Interior Secretary Ken Salazar told The Washington Post on Friday that the National Park Service, which oversees the memorial, has 30 days to inform him of a plan to change the quotation.
“This is important because Dr. King and his presence on the Mall is a forever presence for the United States of America, and we have to make sure that we get it right,” Salazar told the newspaper.
Salazar’s move came two days before what would have been King’s 83rd birthday, and three days before the federal holiday celebrated in his honor.
In fact, the civil rights leader said, in the 1968 sermon from which the quote was taken, that “If you want to say that I was a drum major, say that I was a drum major for justice.”

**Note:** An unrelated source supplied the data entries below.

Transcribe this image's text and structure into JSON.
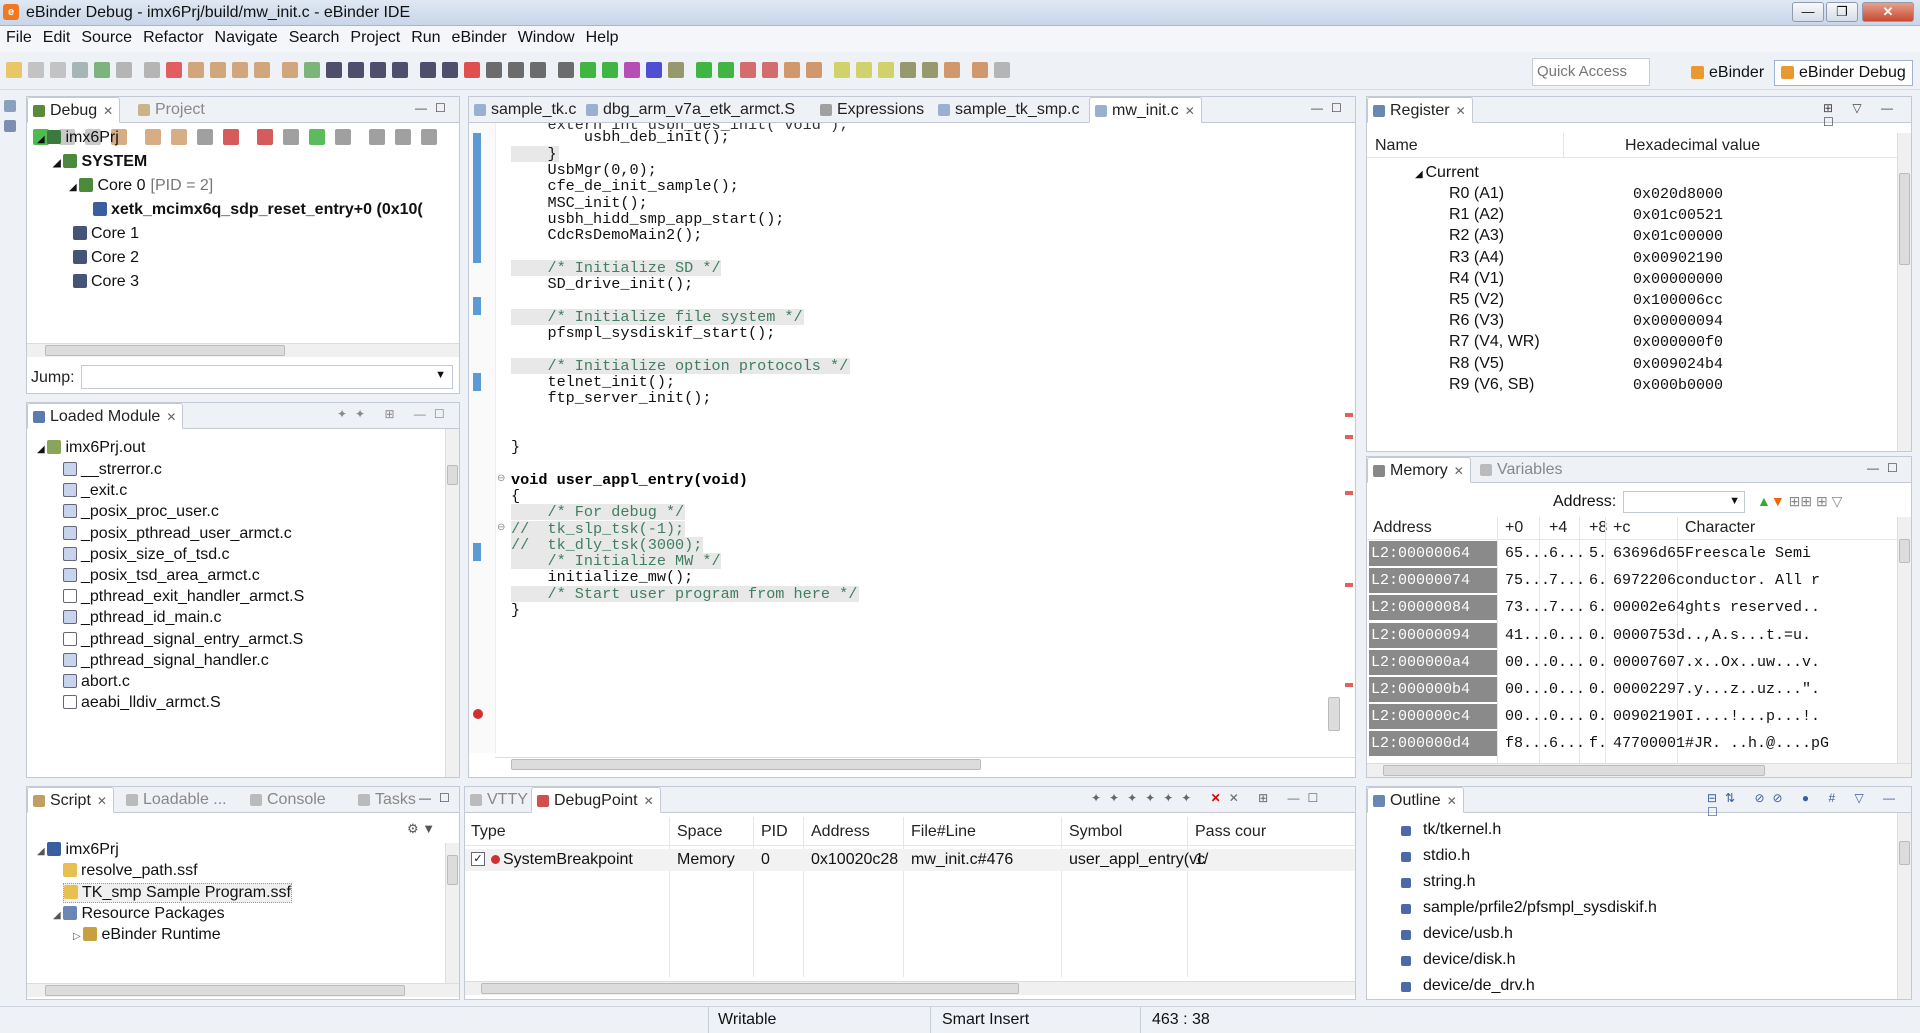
{
  "window": {
    "title": "eBinder Debug - imx6Prj/build/mw_init.c - eBinder IDE"
  },
  "menu": [
    "File",
    "Edit",
    "Source",
    "Refactor",
    "Navigate",
    "Search",
    "Project",
    "Run",
    "eBinder",
    "Window",
    "Help"
  ],
  "quick_access": {
    "placeholder": "Quick Access"
  },
  "perspectives": [
    "eBinder",
    "eBinder Debug"
  ],
  "debug_view": {
    "tabs": [
      "Debug",
      "Project"
    ],
    "tree": [
      {
        "label": "imx6Prj",
        "level": 0
      },
      {
        "label": "SYSTEM",
        "level": 1
      },
      {
        "label": "Core 0",
        "suffix": "[PID = 2]",
        "level": 2
      },
      {
        "label": "xetk_mcimx6q_sdp_reset_entry+0 (0x10(",
        "level": 3
      },
      {
        "label": "Core 1",
        "level": 2
      },
      {
        "label": "Core 2",
        "level": 2
      },
      {
        "label": "Core 3",
        "level": 2
      }
    ],
    "jump_label": "Jump:"
  },
  "loaded_module": {
    "title": "Loaded Module",
    "root": "imx6Prj.out",
    "files": [
      "__strerror.c",
      "_exit.c",
      "_posix_proc_user.c",
      "_posix_pthread_user_armct.c",
      "_posix_size_of_tsd.c",
      "_posix_tsd_area_armct.c",
      "_pthread_exit_handler_armct.S",
      "_pthread_id_main.c",
      "_pthread_signal_entry_armct.S",
      "_pthread_signal_handler.c",
      "abort.c",
      "aeabi_lldiv_armct.S"
    ]
  },
  "editor": {
    "tabs": [
      "sample_tk.c",
      "dbg_arm_v7a_etk_armct.S",
      "Expressions",
      "sample_tk_smp.c",
      "mw_init.c"
    ],
    "lines": [
      {
        "t": "    extern int usbh_des_init( void );",
        "c": "code"
      },
      {
        "t": "        usbh_deb_init();",
        "c": "code"
      },
      {
        "t": "    }",
        "c": "hl"
      },
      {
        "t": "    UsbMgr(0,0);",
        "c": "code"
      },
      {
        "t": "    cfe_de_init_sample();",
        "c": "code"
      },
      {
        "t": "    MSC_init();",
        "c": "code"
      },
      {
        "t": "    usbh_hidd_smp_app_start();",
        "c": "code"
      },
      {
        "t": "    CdcRsDemoMain2();",
        "c": "code"
      },
      {
        "t": "",
        "c": "code"
      },
      {
        "t": "    /* Initialize SD */",
        "c": "cmt"
      },
      {
        "t": "    SD_drive_init();",
        "c": "code"
      },
      {
        "t": "",
        "c": "code"
      },
      {
        "t": "    /* Initialize file system */",
        "c": "cmt"
      },
      {
        "t": "    pfsmpl_sysdiskif_start();",
        "c": "code"
      },
      {
        "t": "",
        "c": "code"
      },
      {
        "t": "    /* Initialize option protocols */",
        "c": "cmt"
      },
      {
        "t": "    telnet_init();",
        "c": "code"
      },
      {
        "t": "    ftp_server_init();",
        "c": "code"
      },
      {
        "t": "",
        "c": "code"
      },
      {
        "t": "",
        "c": "code"
      },
      {
        "t": "}",
        "c": "code"
      },
      {
        "t": "",
        "c": "code"
      },
      {
        "t": "void user_appl_entry(void)",
        "c": "kw"
      },
      {
        "t": "{",
        "c": "code"
      },
      {
        "t": "    /* For debug */",
        "c": "cmt"
      },
      {
        "t": "//  tk_slp_tsk(-1);",
        "c": "cmt"
      },
      {
        "t": "//  tk_dly_tsk(3000);",
        "c": "cmt"
      },
      {
        "t": "    /* Initialize MW */",
        "c": "cmt"
      },
      {
        "t": "    initialize_mw();",
        "c": "code"
      },
      {
        "t": "    /* Start user program from here */",
        "c": "cmt"
      },
      {
        "t": "}",
        "c": "code"
      }
    ]
  },
  "register": {
    "title": "Register",
    "col_name": "Name",
    "col_value": "Hexadecimal value",
    "group": "Current",
    "rows": [
      [
        "R0 (A1)",
        "0x020d8000"
      ],
      [
        "R1 (A2)",
        "0x01c00521"
      ],
      [
        "R2 (A3)",
        "0x01c00000"
      ],
      [
        "R3 (A4)",
        "0x00902190"
      ],
      [
        "R4 (V1)",
        "0x00000000"
      ],
      [
        "R5 (V2)",
        "0x100006cc"
      ],
      [
        "R6 (V3)",
        "0x00000094"
      ],
      [
        "R7 (V4, WR)",
        "0x000000f0"
      ],
      [
        "R8 (V5)",
        "0x009024b4"
      ],
      [
        "R9 (V6, SB)",
        "0x000b0000"
      ]
    ]
  },
  "memory": {
    "tabs": [
      "Memory",
      "Variables"
    ],
    "address_label": "Address:",
    "cols": [
      "Address",
      "+0",
      "+4",
      "+8",
      "+c",
      "Character"
    ],
    "rows": [
      [
        "L2:00000064",
        "65...",
        "6...",
        "5.",
        "63696d65",
        "Freescale Semi"
      ],
      [
        "L2:00000074",
        "75...",
        "7...",
        "6.",
        "6972206c",
        "onductor. All r"
      ],
      [
        "L2:00000084",
        "73...",
        "7...",
        "6.",
        "00002e64",
        "ghts reserved.."
      ],
      [
        "L2:00000094",
        "41...",
        "0...",
        "0.",
        "0000753d",
        "..,A.s...t.=u."
      ],
      [
        "L2:000000a4",
        "00...",
        "0...",
        "0.",
        "00007607",
        ".x..Ox..uw...v."
      ],
      [
        "L2:000000b4",
        "00...",
        "0...",
        "0.",
        "00002297",
        ".y...z..uz...\"."
      ],
      [
        "L2:000000c4",
        "00...",
        "0...",
        "0.",
        "00902190",
        "I....!...p...!."
      ],
      [
        "L2:000000d4",
        "f8...",
        "6...",
        "f.",
        "47700001",
        "#JR. ..h.@....pG"
      ]
    ]
  },
  "script": {
    "tabs": [
      "Script",
      "Loadable ...",
      "Console",
      "Tasks"
    ],
    "tree": [
      {
        "label": "imx6Prj",
        "level": 0
      },
      {
        "label": "resolve_path.ssf",
        "level": 1
      },
      {
        "label": "TK_smp Sample Program.ssf",
        "level": 1
      },
      {
        "label": "Resource Packages",
        "level": 1
      },
      {
        "label": "eBinder Runtime",
        "level": 2
      }
    ]
  },
  "debugpoint": {
    "tabs": [
      "VTTY",
      "DebugPoint"
    ],
    "cols": [
      "Type",
      "Space",
      "PID",
      "Address",
      "File#Line",
      "Symbol",
      "Pass cour"
    ],
    "rows": [
      [
        "SystemBreakpoint",
        "Memory",
        "0",
        "0x10020c28",
        "mw_init.c#476",
        "user_appl_entry(vc",
        "1/"
      ]
    ]
  },
  "outline": {
    "title": "Outline",
    "items": [
      "tk/tkernel.h",
      "stdio.h",
      "string.h",
      "sample/prfile2/pfsmpl_sysdiskif.h",
      "device/usb.h",
      "device/disk.h",
      "device/de_drv.h"
    ]
  },
  "status": {
    "writable": "Writable",
    "insert": "Smart Insert",
    "position": "463 : 38"
  }
}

“Say that I was a drum major for peace. I was a drum major for righteousness. And all of the other shallow things will not matter.”
According to the Post, it’s too early to say how much it will cost to modify the 30-foot statue, which is located on Washington’s National Mall.
The National Park Service is to consult to the King family and the foundation for the memorial, which raised the funds for the monument, before reporting back to Salazar.
The foundation apparently has a replacement quote in mind. But with the quote carved deep into the granite memorial, foundation officials say it would be impossible to put King’s entire statement onto the statue.